Save the books for christmas and summer internal exams and any HW she cant do.

ElephantsNeverForgive Fri 11-Jul-14 11:34:53

Sorry this tablet doesn't spell check properly.

Sheppard4647 Fri 11-Jul-14 13:32:04

Thank you, very useful. It was really just end of year exams so it might be revision techniques that are needed most. Science was awful so I will definitely have to get her something to improve this!

ElephantsNeverForgive Fri 11-Jul-14 13:43:23

Science needs her to read through it and talk it through with you.
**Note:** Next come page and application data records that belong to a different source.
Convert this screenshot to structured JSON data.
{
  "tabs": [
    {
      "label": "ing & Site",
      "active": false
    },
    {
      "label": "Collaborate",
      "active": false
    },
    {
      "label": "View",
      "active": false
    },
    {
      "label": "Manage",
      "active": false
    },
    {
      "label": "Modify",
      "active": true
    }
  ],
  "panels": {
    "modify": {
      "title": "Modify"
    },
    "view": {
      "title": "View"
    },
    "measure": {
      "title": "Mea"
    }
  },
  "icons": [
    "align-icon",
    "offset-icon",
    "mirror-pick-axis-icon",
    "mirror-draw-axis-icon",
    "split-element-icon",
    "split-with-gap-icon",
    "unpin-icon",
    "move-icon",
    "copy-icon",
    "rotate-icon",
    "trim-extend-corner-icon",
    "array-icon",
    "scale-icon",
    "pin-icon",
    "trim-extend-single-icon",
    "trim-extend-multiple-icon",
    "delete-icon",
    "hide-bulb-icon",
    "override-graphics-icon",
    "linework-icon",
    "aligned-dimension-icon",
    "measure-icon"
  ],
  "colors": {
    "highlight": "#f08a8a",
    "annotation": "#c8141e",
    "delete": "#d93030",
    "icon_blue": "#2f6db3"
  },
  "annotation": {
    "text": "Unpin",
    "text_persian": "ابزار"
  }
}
If your not a scientist, steal the book first.
Bite size science is good too.

It's not scary it just needs her to get the ideas in the right order and understand them.

Khan academy also have good videos for somethings.

Hakluyt Fri 11-Jul-14 14:12:19

Out of interest, what constitutes an awful result?

TeenAndTween Fri 11-Jul-14 14:26:22

hak - I can answer that. smile An awful result is anything far below what the OP knows her child is capable of. e.g. If capable of a 6a then maybe 2 sublevels below. If capable of a 5c then maybe also 2 sublevels below.

OP - anything you can do to help with revision techniques during KS3 will pay dividends when you get to GCSE.
Also, the lack of text books that can be brought home these days really means imo that revision guides for science (and most GCSE subjects) are pretty much essential.

soggybottom2 Fri 11-Jul-14 14:27:09

My DC will probably do 1 or 2 hours work most days over the holiday, usually just after breakfast, and spend the rest of the day out and about with friends. We will cover any subjects they feel they need more work on. They tell me the topic and I find them the most suitable videos on Youtube. I find Youtube particularly good for maths and science, as if they don't like or understand one teacher's explanation another teacher on the subject generally does the trick. They're not interested in textbooks and guides.

Ericaequites Fri 11-Jul-14 15:18:58

How do teens do homework if books can't come home? I can't imagine studying without textbooks.

soggybottom2 Fri 11-Jul-14 15:44:48

At our school the children don't even get to keep their own workbooks. All workbooks are taken back when full and binned. No books at all for KS3 revision apart from the ones currently in use. I have been known to lose one or two as they get towards the last few pages just so they will have something to show their children later in life if they want to.

Join the discussion

Join the discussion

Registering is free, easy, and means you can join in the discussion, get discounts, win prizes and lots more.

Register now